(Component data from apps and pages)
== Segment start ==

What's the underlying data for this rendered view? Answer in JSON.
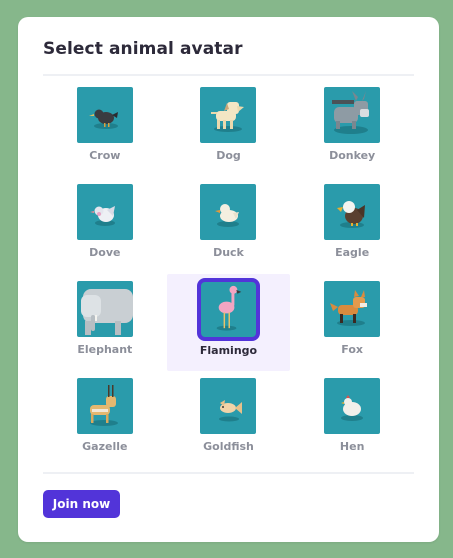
{
  "dialog": {
    "title": "Select animal avatar",
    "join_label": "Join now",
    "accent_color": "#5234d9",
    "tile_color": "#2a9bab"
  },
  "avatars": [
    {
      "label": "Crow",
      "icon": "crow-icon",
      "selected": false
    },
    {
      "label": "Dog",
      "icon": "dog-icon",
      "selected": false
    },
    {
      "label": "Donkey",
      "icon": "donkey-icon",
      "selected": false
    },
    {
      "label": "Dove",
      "icon": "dove-icon",
      "selected": false
    },
    {
      "label": "Duck",
      "icon": "duck-icon",
      "selected": false
    },
    {
      "label": "Eagle",
      "icon": "eagle-icon",
      "selected": false
    },
    {
      "label": "Elephant",
      "icon": "elephant-icon",
      "selected": false
    },
    {
      "label": "Flamingo",
      "icon": "flamingo-icon",
      "selected": true
    },
    {
      "label": "Fox",
      "icon": "fox-icon",
      "selected": false
    },
    {
      "label": "Gazelle",
      "icon": "gazelle-icon",
      "selected": false
    },
    {
      "label": "Goldfish",
      "icon": "goldfish-icon",
      "selected": false
    },
    {
      "label": "Hen",
      "icon": "hen-icon",
      "selected": false
    }
  ]
}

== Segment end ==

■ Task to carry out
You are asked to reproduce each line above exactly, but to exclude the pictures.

■ Task output
What's the underlying data for this rendered view? Answer in JSON.
{
  "dialog": {
    "title": "Select animal avatar",
    "join_label": "Join now",
    "accent_color": "#5234d9",
    "tile_color": "#2a9bab"
  },
  "avatars": [
    {
      "label": "Crow",
      "icon": "crow-icon",
      "selected": false
    },
    {
      "label": "Dog",
      "icon": "dog-icon",
      "selected": false
    },
    {
      "label": "Donkey",
      "icon": "donkey-icon",
      "selected": false
    },
    {
      "label": "Dove",
      "icon": "dove-icon",
      "selected": false
    },
    {
      "label": "Duck",
      "icon": "duck-icon",
      "selected": false
    },
    {
      "label": "Eagle",
      "icon": "eagle-icon",
      "selected": false
    },
    {
      "label": "Elephant",
      "icon": "elephant-icon",
      "selected": false
    },
    {
      "label": "Flamingo",
      "icon": "flamingo-icon",
      "selected": true
    },
    {
      "label": "Fox",
      "icon": "fox-icon",
      "selected": false
    },
    {
      "label": "Gazelle",
      "icon": "gazelle-icon",
      "selected": false
    },
    {
      "label": "Goldfish",
      "icon": "goldfish-icon",
      "selected": false
    },
    {
      "label": "Hen",
      "icon": "hen-icon",
      "selected": false
    }
  ]
}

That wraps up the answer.